So, he set to work. The result is Stephen Fry in person, at the New theatre for three nights, based on his latest publication: ‘Mythos’ and ‘Heroes’ – a lively, fun and accessible retelling of the Greek myths interspersed with gems, questions and general foolmongery.

Great PR, or true entertainment? We cared little, because seeing the great comedian and thinker waxing lyrical about one of his favourite subjects, with his intoxicatingly passionate manner, was a privilege.

Split into three separate shows, one on each evening and finishing on Saturday, each is a standalone, so the well prepared have managed to bag seats for all three.

Last night focused on the Gods, while the second and third evenings are about ‘Heroes’ and ‘Men’ .

Stephen Fry as himself in Mythos: A Trilogy – Gods. Heroes. Men. Photo by David Cooper.

Written by, and starring Fry, he sits alone in a comfortable studded leather chair, only the screens behind him accentuating the individual stories he weaves into the central narrative. His soothing voice does the rest.

He begins with an empty universe, taking us on a vivid journey through the births of the Gods and all the mischief and misery they found themselves in.

He gives the Gods different voices to fit their personalities, providing us with animated characters to conjure them up in our minds eye.

At one point he creates the slightly too realistic sound of vomiting during a particularly graphic adventure. “Don’t worry there’s only one more” – he reassures us.

Stephen Fry as himself in Mythos: A Trilogy – Gods. Heroes. Men. Photo by David Cooper.

Grimacing and laughing in quick succession, we were encouraged to email questions and thoughts during the interval about the show so far, to oracle…….

In the second half he teases that “only if we were in Cambridge” would he get more intelligent questions – earning groans.

Even Fry couldn’t give us an answer to Brexit, which received one of the biggest laughs of the night. “There are certain things that the oracle can never answer, because they’re too deep, too profound, too unanswerable. So to all of those who wailed at the oracle and begged him to find some answers, I’m sorry.”

The narrative is nicely broken up by two rounds of ‘Mythical Pursuit’ – where an audience member is picked to choose from one of the related Greek categories on screen, giving Fry the opportunity to go off into another enthralling tangent.

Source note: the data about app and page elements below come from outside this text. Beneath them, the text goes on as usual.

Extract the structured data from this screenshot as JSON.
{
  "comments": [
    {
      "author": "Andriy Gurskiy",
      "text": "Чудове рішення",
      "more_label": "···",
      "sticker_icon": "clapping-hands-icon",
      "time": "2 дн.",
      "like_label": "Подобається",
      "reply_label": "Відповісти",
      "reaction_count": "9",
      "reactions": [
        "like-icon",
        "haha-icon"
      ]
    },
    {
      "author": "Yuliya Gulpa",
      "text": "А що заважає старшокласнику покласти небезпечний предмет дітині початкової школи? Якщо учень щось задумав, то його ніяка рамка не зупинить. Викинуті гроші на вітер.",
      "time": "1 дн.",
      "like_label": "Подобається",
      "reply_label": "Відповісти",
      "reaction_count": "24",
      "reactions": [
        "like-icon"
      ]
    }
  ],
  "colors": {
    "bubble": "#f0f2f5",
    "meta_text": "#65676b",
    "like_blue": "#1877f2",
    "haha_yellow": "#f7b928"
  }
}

Stephen Fry as himself in Mythos: A Trilogy – Gods. Heroes. Men. Photo by David Cooper.

It is during these games that we learn how his love of Greek myth came about. “There was something about the juice and the completeness of Greek myth that I loved.”

His mother told him the stories when getting him to “wash up or do something” or when he went to bed at night. “Then I started reading books about it,” he tells us.

It meant that he was very keen on Latin – “I loved it. It was like a code to me.” His Latin master asked him if he wanted to learn Greek, and so, the rest as they say, is history.

Constantly providing us with the etymology of our words, he thus demonstrates how embedded ancient Greek is in our language and culture, to this day.

He also explains to us that Pandora had a jar, not a box, as it is more commonly known; the mistake down to a simple mistranslation.

We also learn how phrases such as ‘the Midas touch’ came in to being.

Infused with warmth, comedy and his particular brand of erudite wit, his delivery and knowledge, delivered with such apparent ease, is more than impressive, as he steers us smoothly through the Greek’s immortal lives.

Stephen Fry in Mythos: A Trilogy – Gods. Heroes. Men. Photo by David Cooper.

Undoubtably one of the greatest narrators of our time, it’s like lovingly listening to your favourite teacher as a child, only better.

“I’m sorry about all the incest,” he jokes – the edifying stories full of adultery, violence and the vast powers of the Gods, providing fascinating subject matter.

A brilliant combination then of fascinating tales from the king of story-telling.

‘Mythos. A Trilogy: Gods. Heroes. Men’ is educational, interesting and entertaining. Much like Stephen Fry himself then, Gods or no Gods.

Stephen Fry’s ‘Mythos. A Trilogy: Gods. Heroes. Men’ runs at the New Theatre until Saturday. If you’re quick a few last-minute tickets might just be available at



Please enter your comment!
Please enter your name here